I have a thing for Lola Albright, a sultry blonde actress who brought an appealingly opaque quality to the sirens she played. She just had a surprising beauty that felt grounded in her surroundings rather than piled on by Hollywood, and she starred in one of my favorite episodes of Alfred Hitchcock Presents, “The Woman Who Wanted to Live” (1962).
After several uncredited bit parts — including as a showgirl in the 1948 classic Easter Parade starring Judy Garland (1922-1969) and Fred Astaire (1899-1987) — Albright made her credited film debut in Champion (1949), the hit boxing movie with Kirk Douglas (b. 1917) and Marilyn Maxwell (1920-1972).
Albright was a favorite in B westerns, but rose above B status in hits like Kid Galahad (1962) with Elvis Presley (1935-1977) and in the award-winning parody Lord Love a Duck (1966), a black comedy that earned her an acting prize at the Berlinale.
She enjoyed recurring roles on The Bob Cummings Show (1955-1957), Peyton Place (1965-1966; replacing an ailing Dorothy Malone (b. 1925) — who is also now in her nineties) and Branded (1965-1966), but was probably best-remembered as the bombshell of Peter Gunn (1958-1961) opposite Craig Stevens (1918-2000), a role for which she received an Emmy nomination.
Albright was also renowned for her luscious singing on Peter Gunn, a series dripping with style to this day.

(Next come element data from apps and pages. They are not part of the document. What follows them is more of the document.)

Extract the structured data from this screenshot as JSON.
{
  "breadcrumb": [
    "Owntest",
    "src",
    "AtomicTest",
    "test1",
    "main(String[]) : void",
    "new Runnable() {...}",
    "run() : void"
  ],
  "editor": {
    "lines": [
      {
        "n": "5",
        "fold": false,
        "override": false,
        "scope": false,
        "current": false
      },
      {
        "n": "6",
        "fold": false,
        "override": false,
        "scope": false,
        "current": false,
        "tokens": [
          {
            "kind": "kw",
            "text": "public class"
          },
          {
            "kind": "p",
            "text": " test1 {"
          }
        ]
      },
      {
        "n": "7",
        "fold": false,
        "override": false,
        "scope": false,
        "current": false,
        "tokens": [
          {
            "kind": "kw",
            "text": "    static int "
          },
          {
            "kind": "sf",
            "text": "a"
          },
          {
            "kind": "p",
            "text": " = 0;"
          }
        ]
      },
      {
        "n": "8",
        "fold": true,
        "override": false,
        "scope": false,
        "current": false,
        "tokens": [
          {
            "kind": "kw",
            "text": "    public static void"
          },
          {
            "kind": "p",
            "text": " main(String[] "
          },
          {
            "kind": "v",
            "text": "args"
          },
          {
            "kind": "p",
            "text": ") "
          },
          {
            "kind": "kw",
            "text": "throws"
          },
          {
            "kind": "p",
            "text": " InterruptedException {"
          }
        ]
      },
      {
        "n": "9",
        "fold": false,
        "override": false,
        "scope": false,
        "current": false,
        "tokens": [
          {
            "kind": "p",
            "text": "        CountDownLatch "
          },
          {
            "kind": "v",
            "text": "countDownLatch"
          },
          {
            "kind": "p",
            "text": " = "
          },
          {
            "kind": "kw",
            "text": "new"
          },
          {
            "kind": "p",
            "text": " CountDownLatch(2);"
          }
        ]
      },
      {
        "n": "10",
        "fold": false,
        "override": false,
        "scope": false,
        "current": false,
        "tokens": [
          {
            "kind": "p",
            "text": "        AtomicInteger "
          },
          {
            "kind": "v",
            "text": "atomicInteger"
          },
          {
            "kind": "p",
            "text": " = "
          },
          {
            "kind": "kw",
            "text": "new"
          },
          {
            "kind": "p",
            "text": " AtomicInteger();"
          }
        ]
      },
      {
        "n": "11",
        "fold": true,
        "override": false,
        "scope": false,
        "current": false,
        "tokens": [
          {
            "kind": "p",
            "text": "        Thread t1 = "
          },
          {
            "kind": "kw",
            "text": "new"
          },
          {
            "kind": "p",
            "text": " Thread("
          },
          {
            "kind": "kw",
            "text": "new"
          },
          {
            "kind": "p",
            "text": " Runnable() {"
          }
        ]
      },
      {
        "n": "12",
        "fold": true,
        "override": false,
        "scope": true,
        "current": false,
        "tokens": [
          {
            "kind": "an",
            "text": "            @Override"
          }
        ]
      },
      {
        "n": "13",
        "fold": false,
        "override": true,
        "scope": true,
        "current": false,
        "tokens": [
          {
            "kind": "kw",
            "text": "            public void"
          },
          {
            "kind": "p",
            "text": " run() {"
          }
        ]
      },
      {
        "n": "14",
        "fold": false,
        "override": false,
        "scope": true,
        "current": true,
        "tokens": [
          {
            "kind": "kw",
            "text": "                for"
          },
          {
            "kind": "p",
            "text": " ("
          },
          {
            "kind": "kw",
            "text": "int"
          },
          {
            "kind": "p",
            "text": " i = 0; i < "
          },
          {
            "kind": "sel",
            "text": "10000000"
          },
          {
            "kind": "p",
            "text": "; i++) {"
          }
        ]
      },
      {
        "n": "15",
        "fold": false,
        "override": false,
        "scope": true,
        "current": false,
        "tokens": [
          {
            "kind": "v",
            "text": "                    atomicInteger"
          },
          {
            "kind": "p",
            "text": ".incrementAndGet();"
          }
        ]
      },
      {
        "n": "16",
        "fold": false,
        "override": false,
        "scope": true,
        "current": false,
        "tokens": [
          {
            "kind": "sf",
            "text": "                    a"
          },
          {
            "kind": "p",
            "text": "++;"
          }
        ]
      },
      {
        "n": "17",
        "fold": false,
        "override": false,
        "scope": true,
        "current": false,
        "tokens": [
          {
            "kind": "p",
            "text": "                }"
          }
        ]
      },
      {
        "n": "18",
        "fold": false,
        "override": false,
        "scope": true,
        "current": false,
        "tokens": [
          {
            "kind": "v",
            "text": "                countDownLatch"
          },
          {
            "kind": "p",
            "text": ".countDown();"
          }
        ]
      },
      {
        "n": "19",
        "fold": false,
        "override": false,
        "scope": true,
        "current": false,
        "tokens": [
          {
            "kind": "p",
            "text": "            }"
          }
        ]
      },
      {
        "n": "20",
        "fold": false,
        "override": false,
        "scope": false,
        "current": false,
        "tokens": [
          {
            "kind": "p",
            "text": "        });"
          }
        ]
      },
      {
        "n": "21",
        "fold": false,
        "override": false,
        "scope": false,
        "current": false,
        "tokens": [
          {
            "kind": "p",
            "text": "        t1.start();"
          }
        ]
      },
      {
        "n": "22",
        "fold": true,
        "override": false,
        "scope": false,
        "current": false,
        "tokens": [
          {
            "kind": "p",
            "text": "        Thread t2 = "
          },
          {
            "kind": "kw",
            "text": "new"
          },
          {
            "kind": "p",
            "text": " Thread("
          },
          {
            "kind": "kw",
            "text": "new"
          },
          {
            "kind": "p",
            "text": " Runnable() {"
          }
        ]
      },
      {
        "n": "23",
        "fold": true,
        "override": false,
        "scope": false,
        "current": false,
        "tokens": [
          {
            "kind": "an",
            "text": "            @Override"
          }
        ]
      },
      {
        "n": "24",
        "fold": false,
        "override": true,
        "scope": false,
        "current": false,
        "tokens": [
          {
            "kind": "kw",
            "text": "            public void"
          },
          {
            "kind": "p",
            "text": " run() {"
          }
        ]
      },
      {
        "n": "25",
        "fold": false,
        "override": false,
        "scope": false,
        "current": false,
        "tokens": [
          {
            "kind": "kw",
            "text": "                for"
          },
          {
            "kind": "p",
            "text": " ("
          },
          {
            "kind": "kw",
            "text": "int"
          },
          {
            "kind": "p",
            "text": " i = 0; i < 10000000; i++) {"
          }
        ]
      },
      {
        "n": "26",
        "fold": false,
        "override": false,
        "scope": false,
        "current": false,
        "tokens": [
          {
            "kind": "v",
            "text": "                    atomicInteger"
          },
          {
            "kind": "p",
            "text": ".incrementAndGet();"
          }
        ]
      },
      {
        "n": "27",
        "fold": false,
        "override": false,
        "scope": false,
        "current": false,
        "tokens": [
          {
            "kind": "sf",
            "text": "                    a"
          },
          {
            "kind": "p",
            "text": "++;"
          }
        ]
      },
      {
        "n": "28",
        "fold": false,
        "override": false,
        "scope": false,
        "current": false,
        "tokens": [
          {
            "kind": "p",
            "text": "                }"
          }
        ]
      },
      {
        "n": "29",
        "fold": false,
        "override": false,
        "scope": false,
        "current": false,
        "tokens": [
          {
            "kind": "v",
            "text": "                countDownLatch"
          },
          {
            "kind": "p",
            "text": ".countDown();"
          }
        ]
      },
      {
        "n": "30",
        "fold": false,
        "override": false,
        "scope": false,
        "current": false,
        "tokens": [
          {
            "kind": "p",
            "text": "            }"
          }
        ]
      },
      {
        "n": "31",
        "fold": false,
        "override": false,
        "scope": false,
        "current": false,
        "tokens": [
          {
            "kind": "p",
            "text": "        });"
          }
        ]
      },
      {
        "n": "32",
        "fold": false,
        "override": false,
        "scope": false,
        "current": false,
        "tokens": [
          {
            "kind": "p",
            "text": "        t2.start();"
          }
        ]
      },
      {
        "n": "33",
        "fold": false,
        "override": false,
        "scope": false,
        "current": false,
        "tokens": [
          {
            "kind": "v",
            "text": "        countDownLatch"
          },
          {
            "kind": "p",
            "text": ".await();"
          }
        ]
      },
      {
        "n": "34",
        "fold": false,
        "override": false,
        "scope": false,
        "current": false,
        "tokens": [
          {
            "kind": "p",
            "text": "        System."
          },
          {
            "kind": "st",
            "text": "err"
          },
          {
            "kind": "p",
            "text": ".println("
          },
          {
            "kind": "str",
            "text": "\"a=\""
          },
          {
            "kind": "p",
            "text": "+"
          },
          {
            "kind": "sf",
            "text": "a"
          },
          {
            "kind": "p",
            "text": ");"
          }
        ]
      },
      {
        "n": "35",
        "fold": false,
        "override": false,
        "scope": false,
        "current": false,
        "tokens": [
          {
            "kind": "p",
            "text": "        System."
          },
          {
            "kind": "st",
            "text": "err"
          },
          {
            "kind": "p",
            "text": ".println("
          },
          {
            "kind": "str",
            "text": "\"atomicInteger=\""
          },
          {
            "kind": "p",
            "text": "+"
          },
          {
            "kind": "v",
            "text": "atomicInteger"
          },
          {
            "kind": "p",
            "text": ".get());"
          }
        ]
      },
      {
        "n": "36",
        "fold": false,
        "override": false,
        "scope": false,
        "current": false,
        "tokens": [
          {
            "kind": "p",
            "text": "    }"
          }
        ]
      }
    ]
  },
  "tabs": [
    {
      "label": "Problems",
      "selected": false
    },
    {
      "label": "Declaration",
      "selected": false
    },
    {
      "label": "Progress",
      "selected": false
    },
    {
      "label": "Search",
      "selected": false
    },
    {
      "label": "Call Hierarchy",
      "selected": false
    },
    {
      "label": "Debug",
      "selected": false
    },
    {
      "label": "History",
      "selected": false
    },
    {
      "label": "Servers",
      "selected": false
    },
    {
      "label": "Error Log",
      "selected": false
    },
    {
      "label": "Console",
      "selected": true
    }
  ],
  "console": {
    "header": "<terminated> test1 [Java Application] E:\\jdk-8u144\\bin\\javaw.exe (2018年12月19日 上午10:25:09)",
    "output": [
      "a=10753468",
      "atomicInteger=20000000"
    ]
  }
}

Along with her televised warbling, Albright released torch-style albums.
She would continue making enigmatic episodic TV appearances sporadically, including a delicious turn on Columbo in 1976 sparring with William Shatner (b. 1931) — Albright: “Silver certificates... I'd paper my bedroom with them if I could.” Shatner: “I wouldn't put it past you.” Albright: “Where would you put it?”) — until her final on-screen gig, on a 1984 episode of Airwolf.
A phantom IMDb post about Albright going before the camera for a Web series recently seems to have vanished.
She is survived by a step-daughter from one of her three marriages.
Albright's gorgeous performance of “It's Always You” after the jump ...